Responses to the Public Consultation on the regulatory environment for platforms, online intermediaries, data and cloud computing and the collaborative economy.
First published on 25.05.2016. http://ec.europa.eu/information_society/newsroom/image/document/2016-7/uclouvain_et_universit_saint_louis_14044.pdf
Digital platforms are playing an increasing role in the economy by allowing new entrants, including non-‐ professional operators, to offer content, goods, services or capital to the users of the platform. By facilitating the match between numerous suppliers and users, platforms allow new uses of existing resources owned by individuals (‘my data, my car, my home, my used items, my money…’) and thus support market exchanges. They also create new market opportunities, including some labor, if not real jobs. Bringing new entrants to the market and enrolling a ‘new‘ workforce (the car drivers, the house owners, the owners of used goods, etc.) or mobilizing ‘new’ capital (in the hands of private persons) often has a disruptive effect on existing markets and operators, be it the taxi companies, the hotels, the traditional distributors of goods or the financial institutions.
Before examining the economic and legal disruption generated by platforms, the paper will focus on the issue of their definition. The notion of ‘platform’ is indeed widely used by academics, by public authorities and by commentators (including in the press), but we still lack a of public authorities and by commentators (including in the press), but we still lack a of a workable definition. For the purposes of this paper, we will concentrate on profit-‐seeking global businesses (as best illustrated by Uber). Our focus will be the so-called “uberisation” of the economy, by which we mean the de-structuration of the value chain by new intermediaries which, through the use of digital technologies (mainly apps, smartphones and online payment systems), capture part of the value at the detriment of traditional operators.

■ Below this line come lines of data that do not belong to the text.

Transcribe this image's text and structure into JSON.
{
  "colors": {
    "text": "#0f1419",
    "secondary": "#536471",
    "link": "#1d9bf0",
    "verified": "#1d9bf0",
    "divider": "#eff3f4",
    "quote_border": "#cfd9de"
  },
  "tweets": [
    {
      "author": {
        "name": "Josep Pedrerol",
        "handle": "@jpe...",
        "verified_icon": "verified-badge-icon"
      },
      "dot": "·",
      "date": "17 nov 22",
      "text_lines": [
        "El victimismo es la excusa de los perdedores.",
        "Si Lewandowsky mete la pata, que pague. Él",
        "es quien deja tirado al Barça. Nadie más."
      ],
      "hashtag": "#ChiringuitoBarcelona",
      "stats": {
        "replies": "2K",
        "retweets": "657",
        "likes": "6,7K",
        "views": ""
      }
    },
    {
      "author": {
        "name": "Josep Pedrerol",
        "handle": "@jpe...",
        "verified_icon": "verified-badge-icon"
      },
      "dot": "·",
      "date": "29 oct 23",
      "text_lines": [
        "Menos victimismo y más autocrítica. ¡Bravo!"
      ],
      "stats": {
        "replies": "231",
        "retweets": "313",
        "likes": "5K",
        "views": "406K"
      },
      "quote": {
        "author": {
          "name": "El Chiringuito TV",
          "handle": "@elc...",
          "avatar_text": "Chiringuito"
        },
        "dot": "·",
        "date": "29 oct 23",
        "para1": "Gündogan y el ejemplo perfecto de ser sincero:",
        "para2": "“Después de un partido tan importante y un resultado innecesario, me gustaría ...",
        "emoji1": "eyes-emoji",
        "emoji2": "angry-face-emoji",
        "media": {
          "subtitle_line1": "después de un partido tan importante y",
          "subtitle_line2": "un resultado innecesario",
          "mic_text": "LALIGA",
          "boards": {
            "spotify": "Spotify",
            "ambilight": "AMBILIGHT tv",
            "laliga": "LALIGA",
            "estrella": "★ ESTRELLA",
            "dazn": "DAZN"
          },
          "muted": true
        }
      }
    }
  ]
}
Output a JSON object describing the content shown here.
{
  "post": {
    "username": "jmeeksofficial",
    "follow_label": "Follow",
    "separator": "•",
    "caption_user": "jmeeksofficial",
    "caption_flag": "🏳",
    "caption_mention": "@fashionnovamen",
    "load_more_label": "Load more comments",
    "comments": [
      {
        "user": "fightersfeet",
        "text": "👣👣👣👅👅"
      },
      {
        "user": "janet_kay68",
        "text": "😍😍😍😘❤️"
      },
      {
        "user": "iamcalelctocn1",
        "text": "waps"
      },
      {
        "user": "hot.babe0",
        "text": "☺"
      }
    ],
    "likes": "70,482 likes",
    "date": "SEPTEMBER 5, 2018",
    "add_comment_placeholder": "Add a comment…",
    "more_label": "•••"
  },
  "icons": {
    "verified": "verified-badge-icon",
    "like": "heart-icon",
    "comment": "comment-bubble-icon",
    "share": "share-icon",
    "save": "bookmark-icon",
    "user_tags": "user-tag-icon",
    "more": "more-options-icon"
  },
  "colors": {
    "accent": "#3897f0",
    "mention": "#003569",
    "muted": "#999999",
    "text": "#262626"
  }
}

In the second part of the paper, we will articulate some views on the economics of digital platforms, how those operators challenge existing firms and how the economic analysis should better take into account the network effects of digital platforms, the agility of the platforms, as well as the volatile market changes. Those considerations remain very sketchy and general, as economic analysis is still developing, in theory and around particular case studies.

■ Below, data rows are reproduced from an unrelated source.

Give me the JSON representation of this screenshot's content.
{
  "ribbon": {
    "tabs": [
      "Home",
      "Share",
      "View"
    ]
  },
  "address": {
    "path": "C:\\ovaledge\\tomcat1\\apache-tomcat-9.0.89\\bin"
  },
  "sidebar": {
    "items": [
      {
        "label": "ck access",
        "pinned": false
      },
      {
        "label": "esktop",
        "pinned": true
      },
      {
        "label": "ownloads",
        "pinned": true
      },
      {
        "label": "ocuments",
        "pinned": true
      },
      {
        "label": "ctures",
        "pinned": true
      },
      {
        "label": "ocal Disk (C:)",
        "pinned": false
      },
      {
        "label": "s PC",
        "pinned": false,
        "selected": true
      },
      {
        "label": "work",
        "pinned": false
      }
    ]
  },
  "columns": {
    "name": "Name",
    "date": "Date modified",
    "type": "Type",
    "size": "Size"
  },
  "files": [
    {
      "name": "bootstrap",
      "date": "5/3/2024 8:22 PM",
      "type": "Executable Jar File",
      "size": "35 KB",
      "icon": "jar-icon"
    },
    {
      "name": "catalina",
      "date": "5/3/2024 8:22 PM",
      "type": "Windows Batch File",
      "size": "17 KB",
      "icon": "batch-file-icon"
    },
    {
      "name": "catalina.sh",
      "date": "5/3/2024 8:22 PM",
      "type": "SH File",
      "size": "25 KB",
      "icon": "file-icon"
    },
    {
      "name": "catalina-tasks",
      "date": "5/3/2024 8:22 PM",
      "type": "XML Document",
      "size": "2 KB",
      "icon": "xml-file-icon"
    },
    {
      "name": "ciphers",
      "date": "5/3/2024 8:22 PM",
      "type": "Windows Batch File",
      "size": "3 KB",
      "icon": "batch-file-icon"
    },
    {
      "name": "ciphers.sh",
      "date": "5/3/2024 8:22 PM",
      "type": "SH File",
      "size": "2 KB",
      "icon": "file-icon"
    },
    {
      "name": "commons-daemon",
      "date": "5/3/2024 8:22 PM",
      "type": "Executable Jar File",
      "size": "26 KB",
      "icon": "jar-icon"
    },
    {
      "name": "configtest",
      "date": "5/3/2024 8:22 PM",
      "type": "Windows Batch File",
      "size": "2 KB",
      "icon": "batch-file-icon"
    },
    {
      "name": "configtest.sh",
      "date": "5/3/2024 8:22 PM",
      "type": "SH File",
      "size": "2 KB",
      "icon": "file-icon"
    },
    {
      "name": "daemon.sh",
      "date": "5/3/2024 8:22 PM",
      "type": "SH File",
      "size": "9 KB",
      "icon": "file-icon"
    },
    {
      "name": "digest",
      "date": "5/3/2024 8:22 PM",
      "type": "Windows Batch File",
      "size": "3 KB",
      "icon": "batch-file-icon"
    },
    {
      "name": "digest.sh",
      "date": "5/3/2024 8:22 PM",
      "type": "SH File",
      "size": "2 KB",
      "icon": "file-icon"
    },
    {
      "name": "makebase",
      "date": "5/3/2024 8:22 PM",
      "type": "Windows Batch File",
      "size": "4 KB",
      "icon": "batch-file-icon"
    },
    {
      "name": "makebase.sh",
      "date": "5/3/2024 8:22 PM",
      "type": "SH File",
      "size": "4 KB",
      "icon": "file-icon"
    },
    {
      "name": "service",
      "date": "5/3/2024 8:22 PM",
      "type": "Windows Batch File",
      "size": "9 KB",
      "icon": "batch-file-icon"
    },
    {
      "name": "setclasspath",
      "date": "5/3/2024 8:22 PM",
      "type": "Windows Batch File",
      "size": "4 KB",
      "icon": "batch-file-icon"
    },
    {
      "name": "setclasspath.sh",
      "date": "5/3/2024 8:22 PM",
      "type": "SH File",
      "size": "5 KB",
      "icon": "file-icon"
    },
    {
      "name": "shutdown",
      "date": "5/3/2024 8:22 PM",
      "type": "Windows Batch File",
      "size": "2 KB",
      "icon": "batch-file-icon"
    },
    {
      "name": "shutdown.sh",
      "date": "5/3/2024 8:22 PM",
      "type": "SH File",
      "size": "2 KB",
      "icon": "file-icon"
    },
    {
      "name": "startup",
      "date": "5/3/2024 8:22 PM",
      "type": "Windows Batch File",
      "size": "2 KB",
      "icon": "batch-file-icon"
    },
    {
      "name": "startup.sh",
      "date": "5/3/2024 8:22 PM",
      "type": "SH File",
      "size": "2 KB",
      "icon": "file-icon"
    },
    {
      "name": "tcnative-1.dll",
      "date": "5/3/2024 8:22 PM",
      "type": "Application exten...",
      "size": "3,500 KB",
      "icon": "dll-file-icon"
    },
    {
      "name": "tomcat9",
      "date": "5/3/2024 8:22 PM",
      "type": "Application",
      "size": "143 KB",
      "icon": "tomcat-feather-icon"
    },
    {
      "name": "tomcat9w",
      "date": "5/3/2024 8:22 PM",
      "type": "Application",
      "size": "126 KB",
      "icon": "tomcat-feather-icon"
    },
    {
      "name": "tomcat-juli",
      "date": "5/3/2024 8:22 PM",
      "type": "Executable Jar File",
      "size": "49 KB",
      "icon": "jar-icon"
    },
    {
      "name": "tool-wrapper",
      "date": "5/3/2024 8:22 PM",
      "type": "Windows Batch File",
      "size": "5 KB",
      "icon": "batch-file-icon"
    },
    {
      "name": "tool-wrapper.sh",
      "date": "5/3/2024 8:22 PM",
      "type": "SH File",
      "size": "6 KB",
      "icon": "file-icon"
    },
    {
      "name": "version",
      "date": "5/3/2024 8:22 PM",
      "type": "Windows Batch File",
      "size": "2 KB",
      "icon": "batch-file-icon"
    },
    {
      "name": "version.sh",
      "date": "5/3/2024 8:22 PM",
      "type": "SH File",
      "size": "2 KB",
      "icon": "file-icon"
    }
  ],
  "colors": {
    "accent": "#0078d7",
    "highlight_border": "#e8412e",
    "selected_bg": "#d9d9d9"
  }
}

In the third part, we will focus on regulation and highlight the legal disruption created by those platforms. The impressive deployment of platforms and their growing market power in many sectors have prompted decision-‐makers, especially in France and Germany, to advocate the adoption of new regulation. This has become a debated and even politically laden topic. Caution against any premature regulatory push is recommended.

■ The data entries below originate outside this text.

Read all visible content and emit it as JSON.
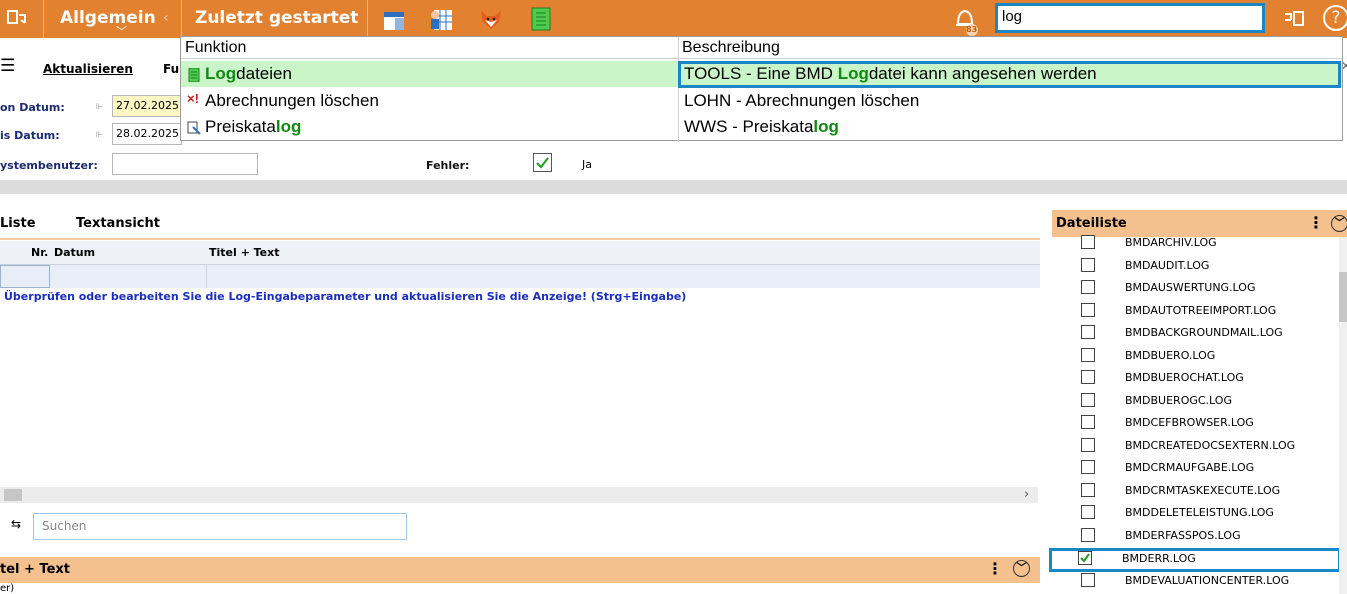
{
  "topbar": {
    "menu_general": "Allgemein",
    "recent_label": "Zuletzt gestartet",
    "notification_count": "83",
    "search_value": "log",
    "help_symbol": "?"
  },
  "dropdown": {
    "col_function": "Funktion",
    "col_description": "Beschreibung",
    "rows": [
      {
        "func_pre": "",
        "func_hl": "Log",
        "func_post": "dateien",
        "desc_pre": "TOOLS - Eine BMD ",
        "desc_hl": "Log",
        "desc_post": "datei kann angesehen werden"
      },
      {
        "func_pre": "Abrechnungen löschen",
        "func_hl": "",
        "func_post": "",
        "desc_pre": "LOHN - Abrechnungen löschen",
        "desc_hl": "",
        "desc_post": ""
      },
      {
        "func_pre": "Preiskata",
        "func_hl": "log",
        "func_post": "",
        "desc_pre": "WWS - Preiskata",
        "desc_hl": "log",
        "desc_post": ""
      }
    ]
  },
  "toolbar": {
    "refresh_label": "Aktualisieren",
    "fu_label": "Fu"
  },
  "form": {
    "from_label": "on Datum:",
    "from_value": "27.02.2025",
    "to_label": "is Datum:",
    "to_value": "28.02.2025",
    "user_label": "ystembenutzer:",
    "error_label": "Fehler:",
    "error_value": "Ja"
  },
  "tabs": {
    "list": "Liste",
    "text": "Textansicht"
  },
  "grid": {
    "col_nr": "Nr.",
    "col_date": "Datum",
    "col_title": "Titel + Text",
    "notice": "Überprüfen oder bearbeiten Sie die Log-Eingabeparameter und aktualisieren Sie die Anzeige! (Strg+Eingabe)"
  },
  "search": {
    "placeholder": "Suchen"
  },
  "bottom_panel": {
    "title": "tel + Text",
    "snippet": "er)"
  },
  "filelist": {
    "title": "Dateiliste",
    "items": [
      {
        "name": "BMDARCHIV.LOG",
        "checked": false
      },
      {
        "name": "BMDAUDIT.LOG",
        "checked": false
      },
      {
        "name": "BMDAUSWERTUNG.LOG",
        "checked": false
      },
      {
        "name": "BMDAUTOTREEIMPORT.LOG",
        "checked": false
      },
      {
        "name": "BMDBACKGROUNDMAIL.LOG",
        "checked": false
      },
      {
        "name": "BMDBUERO.LOG",
        "checked": false
      },
      {
        "name": "BMDBUEROCHAT.LOG",
        "checked": false
      },
      {
        "name": "BMDBUEROGC.LOG",
        "checked": false
      },
      {
        "name": "BMDCEFBROWSER.LOG",
        "checked": false
      },
      {
        "name": "BMDCREATEDOCSEXTERN.LOG",
        "checked": false
      },
      {
        "name": "BMDCRMAUFGABE.LOG",
        "checked": false
      },
      {
        "name": "BMDCRMTASKEXECUTE.LOG",
        "checked": false
      },
      {
        "name": "BMDDELETELEISTUNG.LOG",
        "checked": false
      },
      {
        "name": "BMDERFASSPOS.LOG",
        "checked": false
      },
      {
        "name": "BMDERR.LOG",
        "checked": true
      },
      {
        "name": "BMDEVALUATIONCENTER.LOG",
        "checked": false
      }
    ]
  },
  "colors": {
    "accent": "#e2812f",
    "selection": "#1a86c6",
    "highlight": "#138a13"
  }
}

We argue that any regulatory overhaul should first rely on a sound economic analysis of the markets. However, according to us, the response to the question in the title of this contribution is positive. Some regulatory action is desirable. That said, legislators, in particular at the EU level, must focus on the right issues calling for public intervention. We identify the laws on data as a primary area for possible action at EU level.
Our contribution partly responds to the late 2015 consultations initiated by the European Commission and the UK House of Lords on “the regulatory environment for platforms”. It also builds on the recent studies conducted by consultation bodies in France and Germany.